▸ **TASK**: Output the entries below without any alteration.

++++ SOURCE DATA ++++

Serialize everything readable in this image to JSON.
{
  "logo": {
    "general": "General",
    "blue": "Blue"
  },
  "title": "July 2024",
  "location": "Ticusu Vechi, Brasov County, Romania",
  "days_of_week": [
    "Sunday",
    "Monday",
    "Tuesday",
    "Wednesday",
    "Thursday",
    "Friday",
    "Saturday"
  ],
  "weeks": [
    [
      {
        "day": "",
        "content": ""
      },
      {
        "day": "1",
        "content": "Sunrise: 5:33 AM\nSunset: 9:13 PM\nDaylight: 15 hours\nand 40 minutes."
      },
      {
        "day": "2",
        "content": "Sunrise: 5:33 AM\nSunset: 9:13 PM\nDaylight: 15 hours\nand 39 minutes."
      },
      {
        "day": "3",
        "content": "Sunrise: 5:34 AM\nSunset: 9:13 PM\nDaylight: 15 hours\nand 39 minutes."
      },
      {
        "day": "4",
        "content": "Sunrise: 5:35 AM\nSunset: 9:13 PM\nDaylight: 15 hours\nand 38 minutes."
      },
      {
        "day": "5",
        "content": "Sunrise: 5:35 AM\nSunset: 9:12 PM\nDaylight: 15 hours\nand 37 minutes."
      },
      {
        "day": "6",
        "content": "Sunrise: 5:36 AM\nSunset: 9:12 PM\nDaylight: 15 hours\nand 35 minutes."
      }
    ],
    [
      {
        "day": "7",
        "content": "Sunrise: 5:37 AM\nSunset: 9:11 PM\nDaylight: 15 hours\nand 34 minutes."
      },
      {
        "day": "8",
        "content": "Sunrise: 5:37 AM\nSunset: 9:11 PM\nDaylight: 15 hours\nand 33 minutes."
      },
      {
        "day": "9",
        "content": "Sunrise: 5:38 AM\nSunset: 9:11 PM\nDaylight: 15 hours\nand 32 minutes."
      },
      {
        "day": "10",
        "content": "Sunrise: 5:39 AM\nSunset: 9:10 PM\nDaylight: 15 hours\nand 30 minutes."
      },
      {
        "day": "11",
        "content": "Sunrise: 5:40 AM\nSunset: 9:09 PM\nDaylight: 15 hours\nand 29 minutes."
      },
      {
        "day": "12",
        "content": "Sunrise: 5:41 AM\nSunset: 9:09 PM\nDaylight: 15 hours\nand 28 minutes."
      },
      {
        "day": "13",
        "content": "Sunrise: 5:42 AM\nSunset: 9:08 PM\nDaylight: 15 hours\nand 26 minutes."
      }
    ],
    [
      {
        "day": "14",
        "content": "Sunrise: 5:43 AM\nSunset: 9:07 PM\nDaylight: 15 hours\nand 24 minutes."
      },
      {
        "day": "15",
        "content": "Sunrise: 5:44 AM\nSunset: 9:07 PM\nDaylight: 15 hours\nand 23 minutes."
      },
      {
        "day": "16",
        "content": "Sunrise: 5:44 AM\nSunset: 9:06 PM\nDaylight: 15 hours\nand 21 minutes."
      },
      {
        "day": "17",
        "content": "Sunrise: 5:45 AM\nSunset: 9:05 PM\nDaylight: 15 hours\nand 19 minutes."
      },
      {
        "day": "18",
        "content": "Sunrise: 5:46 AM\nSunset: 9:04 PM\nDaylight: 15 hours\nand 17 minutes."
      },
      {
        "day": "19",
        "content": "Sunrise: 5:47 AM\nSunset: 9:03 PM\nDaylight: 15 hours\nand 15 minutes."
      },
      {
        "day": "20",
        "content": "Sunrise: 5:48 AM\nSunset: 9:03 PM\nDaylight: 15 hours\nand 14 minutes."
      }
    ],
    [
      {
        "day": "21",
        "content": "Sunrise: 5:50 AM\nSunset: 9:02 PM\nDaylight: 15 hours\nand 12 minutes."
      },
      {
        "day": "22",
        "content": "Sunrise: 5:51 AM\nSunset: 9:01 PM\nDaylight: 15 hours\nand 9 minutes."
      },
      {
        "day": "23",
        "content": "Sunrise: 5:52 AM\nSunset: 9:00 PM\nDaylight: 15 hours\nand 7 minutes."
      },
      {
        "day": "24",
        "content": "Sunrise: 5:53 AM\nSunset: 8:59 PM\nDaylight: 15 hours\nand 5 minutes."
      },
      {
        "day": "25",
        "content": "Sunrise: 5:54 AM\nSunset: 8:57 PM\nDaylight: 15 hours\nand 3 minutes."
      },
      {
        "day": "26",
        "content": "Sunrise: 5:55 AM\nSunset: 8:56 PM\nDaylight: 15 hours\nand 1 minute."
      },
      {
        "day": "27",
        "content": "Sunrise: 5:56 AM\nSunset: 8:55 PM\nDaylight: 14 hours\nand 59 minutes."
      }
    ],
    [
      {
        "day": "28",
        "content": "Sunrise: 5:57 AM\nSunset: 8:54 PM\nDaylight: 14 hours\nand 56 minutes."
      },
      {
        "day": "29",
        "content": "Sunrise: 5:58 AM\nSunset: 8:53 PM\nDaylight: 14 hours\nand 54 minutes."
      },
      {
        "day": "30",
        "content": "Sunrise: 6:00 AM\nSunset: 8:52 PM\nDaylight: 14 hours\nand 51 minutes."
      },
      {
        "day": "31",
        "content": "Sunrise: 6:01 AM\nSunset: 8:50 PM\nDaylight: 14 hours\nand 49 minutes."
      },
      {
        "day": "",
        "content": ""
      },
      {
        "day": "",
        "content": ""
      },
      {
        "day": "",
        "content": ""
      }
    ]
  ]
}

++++

▸ **ANSWER SPACE**:
Serialize everything readable in this image to JSON.
{
  "logo": {
    "general": "General",
    "blue": "Blue"
  },
  "title": "July 2024",
  "location": "Ticusu Vechi, Brasov County, Romania",
  "days_of_week": [
    "Sunday",
    "Monday",
    "Tuesday",
    "Wednesday",
    "Thursday",
    "Friday",
    "Saturday"
  ],
  "weeks": [
    [
      {
        "day": "",
        "content": ""
      },
      {
        "day": "1",
        "content": "Sunrise: 5:33 AM\nSunset: 9:13 PM\nDaylight: 15 hours\nand 40 minutes."
      },
      {
        "day": "2",
        "content": "Sunrise: 5:33 AM\nSunset: 9:13 PM\nDaylight: 15 hours\nand 39 minutes."
      },
      {
        "day": "3",
        "content": "Sunrise: 5:34 AM\nSunset: 9:13 PM\nDaylight: 15 hours\nand 39 minutes."
      },
      {
        "day": "4",
        "content": "Sunrise: 5:35 AM\nSunset: 9:13 PM\nDaylight: 15 hours\nand 38 minutes."
      },
      {
        "day": "5",
        "content": "Sunrise: 5:35 AM\nSunset: 9:12 PM\nDaylight: 15 hours\nand 37 minutes."
      },
      {
        "day": "6",
        "content": "Sunrise: 5:36 AM\nSunset: 9:12 PM\nDaylight: 15 hours\nand 35 minutes."
      }
    ],
    [
      {
        "day": "7",
        "content": "Sunrise: 5:37 AM\nSunset: 9:11 PM\nDaylight: 15 hours\nand 34 minutes."
      },
      {
        "day": "8",
        "content": "Sunrise: 5:37 AM\nSunset: 9:11 PM\nDaylight: 15 hours\nand 33 minutes."
      },
      {
        "day": "9",
        "content": "Sunrise: 5:38 AM\nSunset: 9:11 PM\nDaylight: 15 hours\nand 32 minutes."
      },
      {
        "day": "10",
        "content": "Sunrise: 5:39 AM\nSunset: 9:10 PM\nDaylight: 15 hours\nand 30 minutes."
      },
      {
        "day": "11",
        "content": "Sunrise: 5:40 AM\nSunset: 9:09 PM\nDaylight: 15 hours\nand 29 minutes."
      },
      {
        "day": "12",
        "content": "Sunrise: 5:41 AM\nSunset: 9:09 PM\nDaylight: 15 hours\nand 28 minutes."
      },
      {
        "day": "13",
        "content": "Sunrise: 5:42 AM\nSunset: 9:08 PM\nDaylight: 15 hours\nand 26 minutes."
      }
    ],
    [
      {
        "day": "14",
        "content": "Sunrise: 5:43 AM\nSunset: 9:07 PM\nDaylight: 15 hours\nand 24 minutes."
      },
      {
        "day": "15",
        "content": "Sunrise: 5:44 AM\nSunset: 9:07 PM\nDaylight: 15 hours\nand 23 minutes."
      },
      {
        "day": "16",
        "content": "Sunrise: 5:44 AM\nSunset: 9:06 PM\nDaylight: 15 hours\nand 21 minutes."
      },
      {
        "day": "17",
        "content": "Sunrise: 5:45 AM\nSunset: 9:05 PM\nDaylight: 15 hours\nand 19 minutes."
      },
      {
        "day": "18",
        "content": "Sunrise: 5:46 AM\nSunset: 9:04 PM\nDaylight: 15 hours\nand 17 minutes."
      },
      {
        "day": "19",
        "content": "Sunrise: 5:47 AM\nSunset: 9:03 PM\nDaylight: 15 hours\nand 15 minutes."
      },
      {
        "day": "20",
        "content": "Sunrise: 5:48 AM\nSunset: 9:03 PM\nDaylight: 15 hours\nand 14 minutes."
      }
    ],
    [
      {
        "day": "21",
        "content": "Sunrise: 5:50 AM\nSunset: 9:02 PM\nDaylight: 15 hours\nand 12 minutes."
      },
      {
        "day": "22",
        "content": "Sunrise: 5:51 AM\nSunset: 9:01 PM\nDaylight: 15 hours\nand 9 minutes."
      },
      {
        "day": "23",
        "content": "Sunrise: 5:52 AM\nSunset: 9:00 PM\nDaylight: 15 hours\nand 7 minutes."
      },
      {
        "day": "24",
        "content": "Sunrise: 5:53 AM\nSunset: 8:59 PM\nDaylight: 15 hours\nand 5 minutes."
      },
      {
        "day": "25",
        "content": "Sunrise: 5:54 AM\nSunset: 8:57 PM\nDaylight: 15 hours\nand 3 minutes."
      },
      {
        "day": "26",
        "content": "Sunrise: 5:55 AM\nSunset: 8:56 PM\nDaylight: 15 hours\nand 1 minute."
      },
      {
        "day": "27",
        "content": "Sunrise: 5:56 AM\nSunset: 8:55 PM\nDaylight: 14 hours\nand 59 minutes."
      }
    ],
    [
      {
        "day": "28",
        "content": "Sunrise: 5:57 AM\nSunset: 8:54 PM\nDaylight: 14 hours\nand 56 minutes."
      },
      {
        "day": "29",
        "content": "Sunrise: 5:58 AM\nSunset: 8:53 PM\nDaylight: 14 hours\nand 54 minutes."
      },
      {
        "day": "30",
        "content": "Sunrise: 6:00 AM\nSunset: 8:52 PM\nDaylight: 14 hours\nand 51 minutes."
      },
      {
        "day": "31",
        "content": "Sunrise: 6:01 AM\nSunset: 8:50 PM\nDaylight: 14 hours\nand 49 minutes."
      },
      {
        "day": "",
        "content": ""
      },
      {
        "day": "",
        "content": ""
      },
      {
        "day": "",
        "content": ""
      }
    ]
  ]
}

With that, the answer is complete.